Just like a marriage between a prince and a pauper, He takes my debt and shame and gives me His status as a child, access to His bank accounts, and brings me into His home.

And He does all of this by the gift of faith and repentance.


Rather than merely an intellectual exercise as some may claim or a matter of willpower, faith is seeing and savoring all the excellencies of God in Christ and resigning yourself completely from all other pursuits for worth, value, and purpose. When you see this for the first time, you begin to realize, “He is all my heart has been longing for.” And rather than trying to continue on in life with your old operating system bent on performing or pretending your way toward an exhausted emptiness, you simply collapse into faith in Jesus and allow Him to be for you all your heart most deeply desires and needs.

This experience of saving faith is so formative that the Bible speaks of it as a new birth. In other words, when this happens for you and you see these things to be not only true, but true for you (and good!), you respond, “my life as I know it is over.” In a very real sense, your old life dies.

And you begin to realize, that “far from this being a sad state of affairs, this turns out to be the best news you’ve ever heard. Nobody can blame a corpse, especially not the corpse itself. Once dead, we are free from the blame speakers and guilt spreaders forever and fire from the messes we’ve made of our own lives. And in this state, God raised the dead, not on the condition of reform, but by sheer grace.”[3]

These phrases the Bible uses – new birth, life from death, sight to the blind – all describe the reality that everything from now on will be different as we live life in light of this glorious, good news.

And now, with this new faith, we follow this man Jesus Christ in all of life. Our new operating principle for life is called faith as a disciple (or apprentice) of Jesus. In other words, a disciple of Jesus is someone who is learning to submit all of life under the leadership of Jesus.[4]

And so, faith is not merely a one-moment decision that impacts eternity, but it’s a life of trust – a moment-by-moment turning to God in trust in our normal, everyday experiences.

The reality is – if you try to build your joy on anything less than Jesus, you will never experience the happiness you desire. But if you reject building your joy on anything less than Him, which the Bible calls idolatry, and instead yield to Him, you will then find the joy you were after in the first place in abundance.

This is the good news of the gospel.

As I’ve heard Tim Keller say before, ultimately, “the gospel is this – that I am more sinful than I ever dared imagine, but more loved and accepted in Christ than I ever dared hope.”[5]

And if you’ve never believed that before, I want to invite you to rest in Jesus who by virtue of His atoning death, is able to forgive and save all those who put their trust in Him. If you haven’t done that, your representative is still Adam – the first man – and your future is an eternal separation from the source of life and all things good.

You need Jesus. And He offers Himself to you. And if you would receive Him today by trusting in Him, you are promised all the benefits of His death secured for His people, and life forever with Him.
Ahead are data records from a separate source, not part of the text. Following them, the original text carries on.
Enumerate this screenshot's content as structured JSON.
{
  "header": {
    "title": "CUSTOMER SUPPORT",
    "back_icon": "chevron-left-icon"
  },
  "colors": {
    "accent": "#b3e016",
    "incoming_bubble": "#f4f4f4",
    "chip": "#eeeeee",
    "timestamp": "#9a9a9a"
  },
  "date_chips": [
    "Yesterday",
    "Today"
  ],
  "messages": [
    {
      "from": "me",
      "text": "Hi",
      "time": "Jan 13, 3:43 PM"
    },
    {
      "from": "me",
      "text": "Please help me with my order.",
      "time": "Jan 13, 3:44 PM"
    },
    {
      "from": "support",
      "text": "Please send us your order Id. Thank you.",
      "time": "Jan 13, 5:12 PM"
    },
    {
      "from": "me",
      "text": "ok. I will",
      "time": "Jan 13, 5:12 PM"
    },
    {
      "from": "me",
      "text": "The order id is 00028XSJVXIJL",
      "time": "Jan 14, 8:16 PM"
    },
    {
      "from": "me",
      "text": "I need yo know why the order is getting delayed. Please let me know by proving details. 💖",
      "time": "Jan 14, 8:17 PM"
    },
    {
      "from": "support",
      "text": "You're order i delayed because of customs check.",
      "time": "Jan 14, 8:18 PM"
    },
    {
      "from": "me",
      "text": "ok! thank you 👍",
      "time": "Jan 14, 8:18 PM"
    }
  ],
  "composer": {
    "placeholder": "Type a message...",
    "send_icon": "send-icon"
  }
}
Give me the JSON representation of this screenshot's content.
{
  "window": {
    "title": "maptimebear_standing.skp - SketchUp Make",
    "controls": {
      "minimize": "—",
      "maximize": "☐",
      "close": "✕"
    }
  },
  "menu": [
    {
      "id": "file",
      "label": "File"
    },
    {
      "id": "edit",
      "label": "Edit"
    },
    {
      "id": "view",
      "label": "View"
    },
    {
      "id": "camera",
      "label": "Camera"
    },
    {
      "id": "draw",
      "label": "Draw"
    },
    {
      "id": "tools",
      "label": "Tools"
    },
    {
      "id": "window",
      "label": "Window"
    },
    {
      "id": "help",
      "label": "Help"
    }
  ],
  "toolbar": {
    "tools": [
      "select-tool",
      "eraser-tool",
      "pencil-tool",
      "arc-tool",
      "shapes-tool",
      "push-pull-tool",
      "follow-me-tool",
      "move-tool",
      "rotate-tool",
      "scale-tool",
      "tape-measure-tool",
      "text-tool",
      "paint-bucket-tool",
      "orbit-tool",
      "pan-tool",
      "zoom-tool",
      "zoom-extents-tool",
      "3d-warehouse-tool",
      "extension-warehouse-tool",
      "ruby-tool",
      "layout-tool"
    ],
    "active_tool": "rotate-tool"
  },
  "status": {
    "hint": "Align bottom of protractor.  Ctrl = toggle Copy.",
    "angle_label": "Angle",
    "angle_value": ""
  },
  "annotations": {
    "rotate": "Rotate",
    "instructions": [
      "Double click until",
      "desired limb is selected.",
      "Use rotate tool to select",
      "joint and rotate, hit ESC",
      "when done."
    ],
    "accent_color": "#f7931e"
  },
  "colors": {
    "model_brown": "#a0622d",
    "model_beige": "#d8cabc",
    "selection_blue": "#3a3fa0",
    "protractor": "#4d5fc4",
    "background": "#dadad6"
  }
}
In possessing Christ through faith, you possess all things – a new family, a new identity, a new life, a new status, a new power, and so much more. Christ is all your heart most deeply desires, so come to Him by faith and find Him to satisfy every longing you could possibly have.

[1] Inspired from Glen Scrivener’s 3-2-1 Gospel Presentation

[2] Inspired from Michael Reeves, Delighting in the Trinity

[3] Robert Farrar Capon, The Romance of the Word

[4] Jeff Vanderstelt, on several occasions

[5] Tim Keller, on several occasions